▶ _Stored items_:
::::::::

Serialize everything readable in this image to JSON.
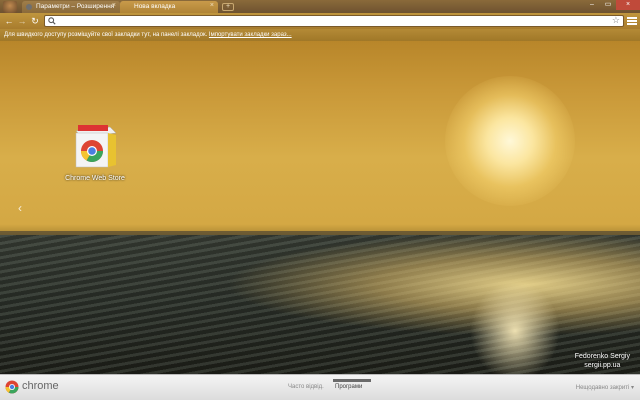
{
  "tabs": [
    {
      "label": "Параметри – Розширення"
    },
    {
      "label": "Нова вкладка"
    }
  ],
  "toolbar": {
    "address_value": ""
  },
  "bookmarks_bar": {
    "message": "Для швидкого доступу розміщуйте свої закладки тут, на панелі закладок.",
    "import_link": "Імпортувати закладки зараз..."
  },
  "apps": [
    {
      "label": "Chrome Web Store",
      "icon": "chrome-web-store-icon"
    }
  ],
  "credit": {
    "line1": "Fedorenko Sergiy",
    "line2": "sergii.pp.ua"
  },
  "footer": {
    "brand": "chrome",
    "tab_most_visited": "Часто відвід.",
    "tab_apps": "Програми",
    "recently_closed": "Нещодавно закриті"
  },
  "colors": {
    "accent": "#b08436",
    "footer_bg": "#e8e8e8"
  }
}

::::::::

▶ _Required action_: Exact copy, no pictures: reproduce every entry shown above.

▶ _Response_:
Serialize everything readable in this image to JSON.
{
  "tabs": [
    {
      "label": "Параметри – Розширення"
    },
    {
      "label": "Нова вкладка"
    }
  ],
  "toolbar": {
    "address_value": ""
  },
  "bookmarks_bar": {
    "message": "Для швидкого доступу розміщуйте свої закладки тут, на панелі закладок.",
    "import_link": "Імпортувати закладки зараз..."
  },
  "apps": [
    {
      "label": "Chrome Web Store",
      "icon": "chrome-web-store-icon"
    }
  ],
  "credit": {
    "line1": "Fedorenko Sergiy",
    "line2": "sergii.pp.ua"
  },
  "footer": {
    "brand": "chrome",
    "tab_most_visited": "Часто відвід.",
    "tab_apps": "Програми",
    "recently_closed": "Нещодавно закриті"
  },
  "colors": {
    "accent": "#b08436",
    "footer_bg": "#e8e8e8"
  }
}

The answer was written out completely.